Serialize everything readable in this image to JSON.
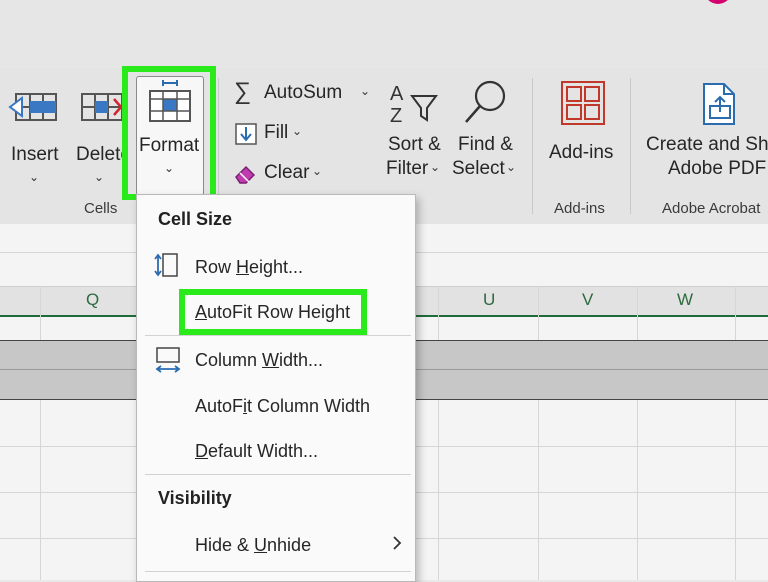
{
  "ribbon": {
    "insert_label": "Insert",
    "delete_label": "Delete",
    "format_label": "Format",
    "cells_group": "Cells",
    "autosum_label": "AutoSum",
    "fill_label": "Fill",
    "clear_label": "Clear",
    "sort_filter_line1": "Sort &",
    "sort_filter_line2": "Filter",
    "find_select_line1": "Find &",
    "find_select_line2": "Select",
    "addins_label": "Add-ins",
    "addins_group": "Add-ins",
    "create_pdf_line1": "Create and Sha",
    "create_pdf_line2": "Adobe PDF",
    "adobe_group": "Adobe Acrobat"
  },
  "grid": {
    "columns": [
      "Q",
      "U",
      "V",
      "W"
    ]
  },
  "format_menu": {
    "cell_size_heading": "Cell Size",
    "items": [
      {
        "pre": "Row ",
        "acc": "H",
        "post": "eight..."
      },
      {
        "pre": "",
        "acc": "A",
        "post": "utoFit Row Height"
      },
      {
        "pre": "Column ",
        "acc": "W",
        "post": "idth..."
      },
      {
        "pre": "AutoF",
        "acc": "i",
        "post": "t Column Width"
      },
      {
        "pre": "",
        "acc": "D",
        "post": "efault Width..."
      }
    ],
    "visibility_heading": "Visibility",
    "hide_unhide": {
      "pre": "Hide & ",
      "acc": "U",
      "post": "nhide"
    }
  },
  "colors": {
    "highlight": "#2bea1c",
    "grid_header_accent": "#1f6b3a",
    "delete_x": "#d1242f",
    "addins_icon": "#c0392b",
    "icon_blue": "#2b6cb0"
  },
  "icons": [
    "insert-cells-icon",
    "delete-cells-icon",
    "format-cells-icon",
    "autosum-icon",
    "fill-down-icon",
    "clear-eraser-icon",
    "sort-filter-icon",
    "find-magnifier-icon",
    "addins-grid-icon",
    "create-pdf-icon",
    "row-height-icon",
    "column-width-icon",
    "submenu-arrow-icon"
  ]
}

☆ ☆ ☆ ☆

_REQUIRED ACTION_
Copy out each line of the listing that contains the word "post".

_YOUR RESPONSE_
        "post": "eight..."
        "post": "utoFit Row Height"
        "post": "idth..."
        "post": "t Column Width"
        "post": "efault Width..."
      "post": "nhide"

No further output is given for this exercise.